One of the keys to success for small firm architects is client satisfaction. Keep the client happy throughout the project and that happy client will lead you to more happy clients.
Our clients don’t like surprises. They want to be fully informed and up-to-date throughout the process. Expectation Management is an important practice that must be included in the overall management of every project. Our clients want to know what to expect, when to expect it and what it may cost them when the expectation is finally realized. Manage their expectations and you will manage their happiness.
The Expectation Management System
With so many roles and responsibilities as a small firm architect, how might we ensure that our clients’ expectations are well managed? As with so many questions regarding a successful business, the answer lies within the system. Build a step-by-step process of touch points, follow-ups, confirmations, documents and checklists that will keep your clients feeling fully in control throughout; from pre-contract, through design, construction and right up to the end of project close-out.
Schedule some time to review the process that you complete with every project. Whether you have it documented or not, you most likely follow a routine for each project you deliver. Write that process down as a non-formatted list. Just get it all out of your head and on to a piece of paper or into an Evernote notebook. Then take that list and arrange it into an outline, documenting each step of your process. With a complete outline of your delivery process, then decide how best to communicate each step to your client.
For an example; identify the starting points and end points for each phase. How do you communicate the completion of Schematic Design Phase and the commencement of Design Development? Remember that your client most likely has no experience with the architectural process. It’s your job to successfully guide them through each step. The smoother the process, the happier your client will be.
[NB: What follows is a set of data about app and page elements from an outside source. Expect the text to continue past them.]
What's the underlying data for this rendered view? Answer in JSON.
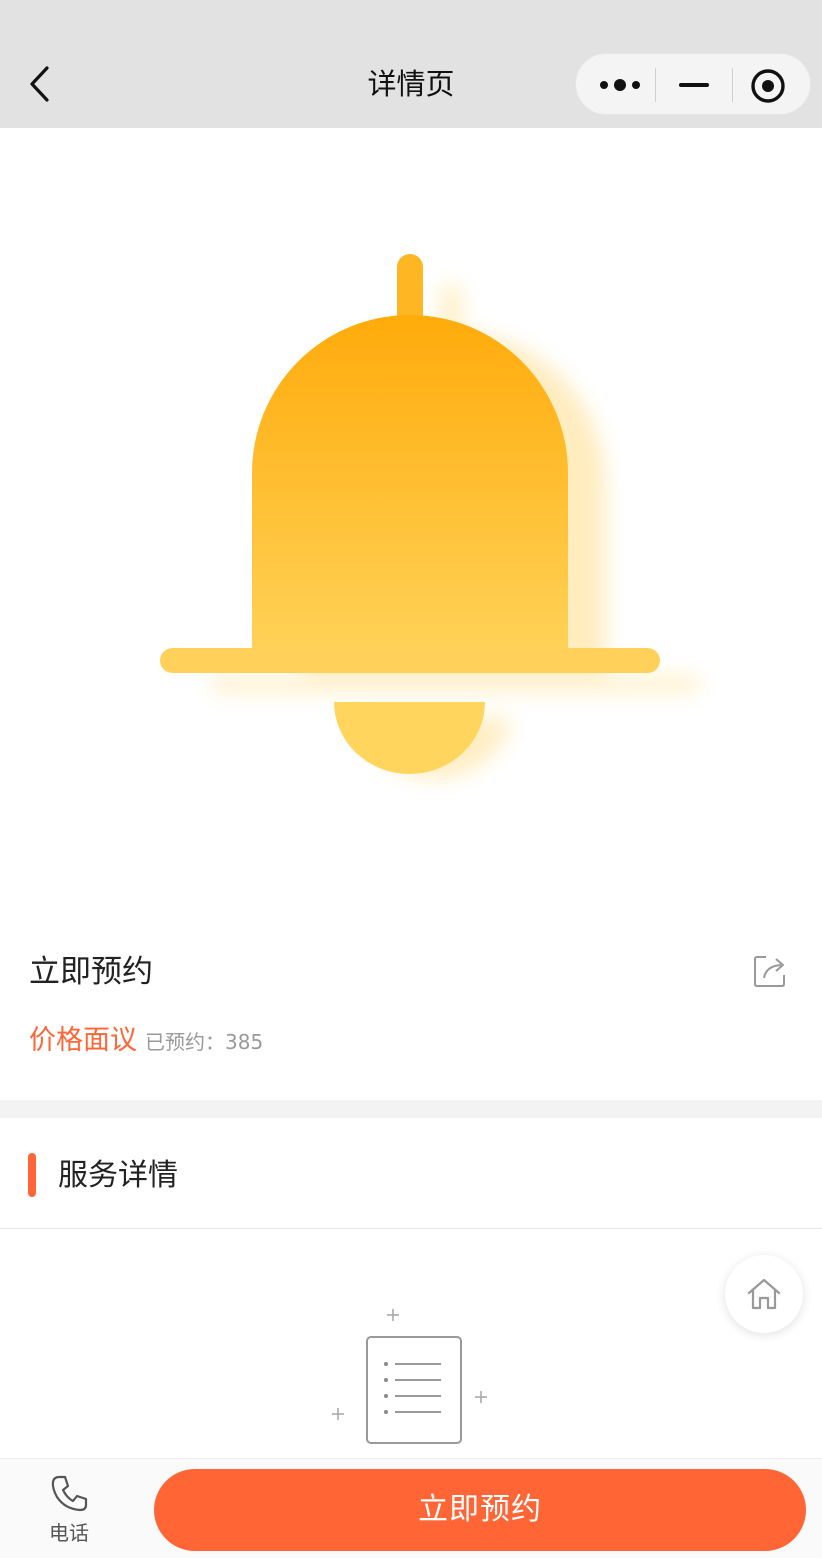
{
  "navbar": {
    "title": "详情页",
    "icons": [
      "back-chevron-icon",
      "more-dots-icon",
      "minimize-icon",
      "close-target-icon"
    ]
  },
  "hero": {
    "image": "bell-icon",
    "colors": {
      "top": "#ffab0b",
      "bottom": "#ffd258",
      "clapper": "#ffd55e"
    }
  },
  "product": {
    "title": "立即预约",
    "price": "价格面议",
    "booked_label": "已预约：",
    "booked_count": "385",
    "share_icon": "share-icon"
  },
  "section": {
    "title": "服务详情",
    "empty_icon": "empty-document-icon"
  },
  "float": {
    "home_icon": "home-icon"
  },
  "bottom": {
    "phone_label": "电话",
    "phone_icon": "phone-icon",
    "book_label": "立即预约"
  },
  "colors": {
    "accent": "#ff6535",
    "navbar_bg": "#e2e2e2"
  }
}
Authorization to Proceed
At Fivecat Studio, we use a series of authorization forms to document the completion of each phase. Our Authorization to Proceed form is formatted as a Microsoft Word template and includes form fields for the project name and project number. More fields identify the name of the Project Manager submitting the document to the owner, the date that the document is submitted and a series of checkboxes indicating our five phases, where we check off the current phase being completed.
The template includes language stating that by signing this Authorization to Proceed form, our client is approving the completed phase and authorizing Fivecat Studio to process to the next phase. We include a signature line at the bottom of the form where our client will endorse the document and officially grant us permission to proceed.
Reinforcing Our Value as Architects
With a clear documented system, we reinforce our value as architects, identify the benchmarks for each project and end up with a complete record of client authorizations, documenting the process (which may come in handy if ever the relationship goes bad and attorneys get involved).
When our client returns the endorsed document, it triggers our Financial System and we send them an invoice for the completed phase. Upon receipt of payment, we then proceed to the next phase as authorized.
Question: Do you actively manage the happiness of your clients?
Photo Credit: Shutterstock /racorn
Written by Mark R. LePage